* Requirement *
Copy out the complete listing, word for word.
______________________________
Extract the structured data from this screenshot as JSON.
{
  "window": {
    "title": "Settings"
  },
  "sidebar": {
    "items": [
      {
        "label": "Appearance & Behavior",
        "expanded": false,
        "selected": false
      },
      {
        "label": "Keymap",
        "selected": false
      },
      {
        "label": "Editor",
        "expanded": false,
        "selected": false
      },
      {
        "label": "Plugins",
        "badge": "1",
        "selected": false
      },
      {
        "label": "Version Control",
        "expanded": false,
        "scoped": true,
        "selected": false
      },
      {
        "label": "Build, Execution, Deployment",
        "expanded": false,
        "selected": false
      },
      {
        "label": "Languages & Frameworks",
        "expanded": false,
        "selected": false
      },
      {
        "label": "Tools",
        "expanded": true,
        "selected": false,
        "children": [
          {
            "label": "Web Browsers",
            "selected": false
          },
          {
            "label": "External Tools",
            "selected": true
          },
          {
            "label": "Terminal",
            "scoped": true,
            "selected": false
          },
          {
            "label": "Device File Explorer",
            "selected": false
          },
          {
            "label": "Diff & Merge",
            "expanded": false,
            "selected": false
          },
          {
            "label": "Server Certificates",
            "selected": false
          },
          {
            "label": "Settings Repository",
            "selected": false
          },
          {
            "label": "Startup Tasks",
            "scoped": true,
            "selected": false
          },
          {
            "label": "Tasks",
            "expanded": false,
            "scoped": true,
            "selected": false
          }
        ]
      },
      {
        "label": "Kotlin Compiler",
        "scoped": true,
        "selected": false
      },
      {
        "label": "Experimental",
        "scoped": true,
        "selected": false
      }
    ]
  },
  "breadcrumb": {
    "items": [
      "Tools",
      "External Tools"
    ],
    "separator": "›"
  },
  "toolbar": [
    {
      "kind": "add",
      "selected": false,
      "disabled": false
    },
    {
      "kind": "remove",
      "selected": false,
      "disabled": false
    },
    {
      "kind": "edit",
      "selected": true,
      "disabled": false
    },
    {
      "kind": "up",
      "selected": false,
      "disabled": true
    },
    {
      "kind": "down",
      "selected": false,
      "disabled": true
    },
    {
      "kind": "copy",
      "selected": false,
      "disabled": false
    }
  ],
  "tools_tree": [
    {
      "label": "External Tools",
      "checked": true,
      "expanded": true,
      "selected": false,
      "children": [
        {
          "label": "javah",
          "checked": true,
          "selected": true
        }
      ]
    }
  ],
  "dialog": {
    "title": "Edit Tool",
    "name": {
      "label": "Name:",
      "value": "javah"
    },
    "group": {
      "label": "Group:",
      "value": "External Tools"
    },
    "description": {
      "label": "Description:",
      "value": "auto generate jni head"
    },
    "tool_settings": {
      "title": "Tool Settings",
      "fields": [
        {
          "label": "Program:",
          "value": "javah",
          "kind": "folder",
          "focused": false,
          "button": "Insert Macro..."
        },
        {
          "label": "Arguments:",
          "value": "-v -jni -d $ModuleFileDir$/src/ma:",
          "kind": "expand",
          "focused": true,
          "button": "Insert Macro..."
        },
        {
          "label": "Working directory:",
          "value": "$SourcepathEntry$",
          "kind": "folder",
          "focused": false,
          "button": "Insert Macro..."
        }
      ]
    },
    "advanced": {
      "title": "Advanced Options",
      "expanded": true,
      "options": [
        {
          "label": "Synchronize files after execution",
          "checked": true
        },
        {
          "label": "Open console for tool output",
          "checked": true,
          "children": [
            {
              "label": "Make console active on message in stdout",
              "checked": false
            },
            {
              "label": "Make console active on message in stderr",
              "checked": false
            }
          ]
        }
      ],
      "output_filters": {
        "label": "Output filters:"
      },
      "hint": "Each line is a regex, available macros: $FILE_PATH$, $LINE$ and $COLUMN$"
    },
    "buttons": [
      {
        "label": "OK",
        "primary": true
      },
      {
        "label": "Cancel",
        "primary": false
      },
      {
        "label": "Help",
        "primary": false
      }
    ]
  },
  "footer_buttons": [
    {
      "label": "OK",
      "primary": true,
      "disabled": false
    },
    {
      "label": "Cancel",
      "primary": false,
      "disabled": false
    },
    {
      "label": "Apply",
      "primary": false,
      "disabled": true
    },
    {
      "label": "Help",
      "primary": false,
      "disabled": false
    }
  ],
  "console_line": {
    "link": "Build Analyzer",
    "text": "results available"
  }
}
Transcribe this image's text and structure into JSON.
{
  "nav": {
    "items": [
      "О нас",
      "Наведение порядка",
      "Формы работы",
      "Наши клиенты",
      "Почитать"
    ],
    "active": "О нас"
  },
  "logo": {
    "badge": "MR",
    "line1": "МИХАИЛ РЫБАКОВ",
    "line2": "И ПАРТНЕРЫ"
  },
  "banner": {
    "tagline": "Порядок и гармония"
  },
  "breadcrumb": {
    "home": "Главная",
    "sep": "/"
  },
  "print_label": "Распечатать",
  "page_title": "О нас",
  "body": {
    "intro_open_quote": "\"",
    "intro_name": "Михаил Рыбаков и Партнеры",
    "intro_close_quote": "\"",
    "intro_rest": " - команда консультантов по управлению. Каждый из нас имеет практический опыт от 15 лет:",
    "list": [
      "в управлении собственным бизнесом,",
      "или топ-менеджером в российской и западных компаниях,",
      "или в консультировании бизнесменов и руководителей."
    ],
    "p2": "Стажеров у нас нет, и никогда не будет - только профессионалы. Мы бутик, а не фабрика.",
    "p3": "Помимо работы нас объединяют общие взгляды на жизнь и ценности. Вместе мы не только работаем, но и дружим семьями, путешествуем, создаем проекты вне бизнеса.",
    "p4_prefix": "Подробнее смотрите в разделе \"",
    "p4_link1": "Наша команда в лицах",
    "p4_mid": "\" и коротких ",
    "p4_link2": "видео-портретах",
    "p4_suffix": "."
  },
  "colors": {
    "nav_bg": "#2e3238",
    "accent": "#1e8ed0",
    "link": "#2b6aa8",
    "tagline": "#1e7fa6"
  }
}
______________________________
* Reply *
Extract the structured data from this screenshot as JSON.
{
  "window": {
    "title": "Settings"
  },
  "sidebar": {
    "items": [
      {
        "label": "Appearance & Behavior",
        "expanded": false,
        "selected": false
      },
      {
        "label": "Keymap",
        "selected": false
      },
      {
        "label": "Editor",
        "expanded": false,
        "selected": false
      },
      {
        "label": "Plugins",
        "badge": "1",
        "selected": false
      },
      {
        "label": "Version Control",
        "expanded": false,
        "scoped": true,
        "selected": false
      },
      {
        "label": "Build, Execution, Deployment",
        "expanded": false,
        "selected": false
      },
      {
        "label": "Languages & Frameworks",
        "expanded": false,
        "selected": false
      },
      {
        "label": "Tools",
        "expanded": true,
        "selected": false,
        "children": [
          {
            "label": "Web Browsers",
            "selected": false
          },
          {
            "label": "External Tools",
            "selected": true
          },
          {
            "label": "Terminal",
            "scoped": true,
            "selected": false
          },
          {
            "label": "Device File Explorer",
            "selected": false
          },
          {
            "label": "Diff & Merge",
            "expanded": false,
            "selected": false
          },
          {
            "label": "Server Certificates",
            "selected": false
          },
          {
            "label": "Settings Repository",
            "selected": false
          },
          {
            "label": "Startup Tasks",
            "scoped": true,
            "selected": false
          },
          {
            "label": "Tasks",
            "expanded": false,
            "scoped": true,
            "selected": false
          }
        ]
      },
      {
        "label": "Kotlin Compiler",
        "scoped": true,
        "selected": false
      },
      {
        "label": "Experimental",
        "scoped": true,
        "selected": false
      }
    ]
  },
  "breadcrumb": {
    "items": [
      "Tools",
      "External Tools"
    ],
    "separator": "›"
  },
  "toolbar": [
    {
      "kind": "add",
      "selected": false,
      "disabled": false
    },
    {
      "kind": "remove",
      "selected": false,
      "disabled": false
    },
    {
      "kind": "edit",
      "selected": true,
      "disabled": false
    },
    {
      "kind": "up",
      "selected": false,
      "disabled": true
    },
    {
      "kind": "down",
      "selected": false,
      "disabled": true
    },
    {
      "kind": "copy",
      "selected": false,
      "disabled": false
    }
  ],
  "tools_tree": [
    {
      "label": "External Tools",
      "checked": true,
      "expanded": true,
      "selected": false,
      "children": [
        {
          "label": "javah",
          "checked": true,
          "selected": true
        }
      ]
    }
  ],
  "dialog": {
    "title": "Edit Tool",
    "name": {
      "label": "Name:",
      "value": "javah"
    },
    "group": {
      "label": "Group:",
      "value": "External Tools"
    },
    "description": {
      "label": "Description:",
      "value": "auto generate jni head"
    },
    "tool_settings": {
      "title": "Tool Settings",
      "fields": [
        {
          "label": "Program:",
          "value": "javah",
          "kind": "folder",
          "focused": false,
          "button": "Insert Macro..."
        },
        {
          "label": "Arguments:",
          "value": "-v -jni -d $ModuleFileDir$/src/ma:",
          "kind": "expand",
          "focused": true,
          "button": "Insert Macro..."
        },
        {
          "label": "Working directory:",
          "value": "$SourcepathEntry$",
          "kind": "folder",
          "focused": false,
          "button": "Insert Macro..."
        }
      ]
    },
    "advanced": {
      "title": "Advanced Options",
      "expanded": true,
      "options": [
        {
          "label": "Synchronize files after execution",
          "checked": true
        },
        {
          "label": "Open console for tool output",
          "checked": true,
          "children": [
            {
              "label": "Make console active on message in stdout",
              "checked": false
            },
            {
              "label": "Make console active on message in stderr",
              "checked": false
            }
          ]
        }
      ],
      "output_filters": {
        "label": "Output filters:"
      },
      "hint": "Each line is a regex, available macros: $FILE_PATH$, $LINE$ and $COLUMN$"
    },
    "buttons": [
      {
        "label": "OK",
        "primary": true
      },
      {
        "label": "Cancel",
        "primary": false
      },
      {
        "label": "Help",
        "primary": false
      }
    ]
  },
  "footer_buttons": [
    {
      "label": "OK",
      "primary": true,
      "disabled": false
    },
    {
      "label": "Cancel",
      "primary": false,
      "disabled": false
    },
    {
      "label": "Apply",
      "primary": false,
      "disabled": true
    },
    {
      "label": "Help",
      "primary": false,
      "disabled": false
    }
  ],
  "console_line": {
    "link": "Build Analyzer",
    "text": "results available"
  }
}
Transcribe this image's text and structure into JSON.
{
  "nav": {
    "items": [
      "О нас",
      "Наведение порядка",
      "Формы работы",
      "Наши клиенты",
      "Почитать"
    ],
    "active": "О нас"
  },
  "logo": {
    "badge": "MR",
    "line1": "МИХАИЛ РЫБАКОВ",
    "line2": "И ПАРТНЕРЫ"
  },
  "banner": {
    "tagline": "Порядок и гармония"
  },
  "breadcrumb": {
    "home": "Главная",
    "sep": "/"
  },
  "print_label": "Распечатать",
  "page_title": "О нас",
  "body": {
    "intro_open_quote": "\"",
    "intro_name": "Михаил Рыбаков и Партнеры",
    "intro_close_quote": "\"",
    "intro_rest": " - команда консультантов по управлению. Каждый из нас имеет практический опыт от 15 лет:",
    "list": [
      "в управлении собственным бизнесом,",
      "или топ-менеджером в российской и западных компаниях,",
      "или в консультировании бизнесменов и руководителей."
    ],
    "p2": "Стажеров у нас нет, и никогда не будет - только профессионалы. Мы бутик, а не фабрика.",
    "p3": "Помимо работы нас объединяют общие взгляды на жизнь и ценности. Вместе мы не только работаем, но и дружим семьями, путешествуем, создаем проекты вне бизнеса.",
    "p4_prefix": "Подробнее смотрите в разделе \"",
    "p4_link1": "Наша команда в лицах",
    "p4_mid": "\" и коротких ",
    "p4_link2": "видео-портретах",
    "p4_suffix": "."
  },
  "colors": {
    "nav_bg": "#2e3238",
    "accent": "#1e8ed0",
    "link": "#2b6aa8",
    "tagline": "#1e7fa6"
  }
}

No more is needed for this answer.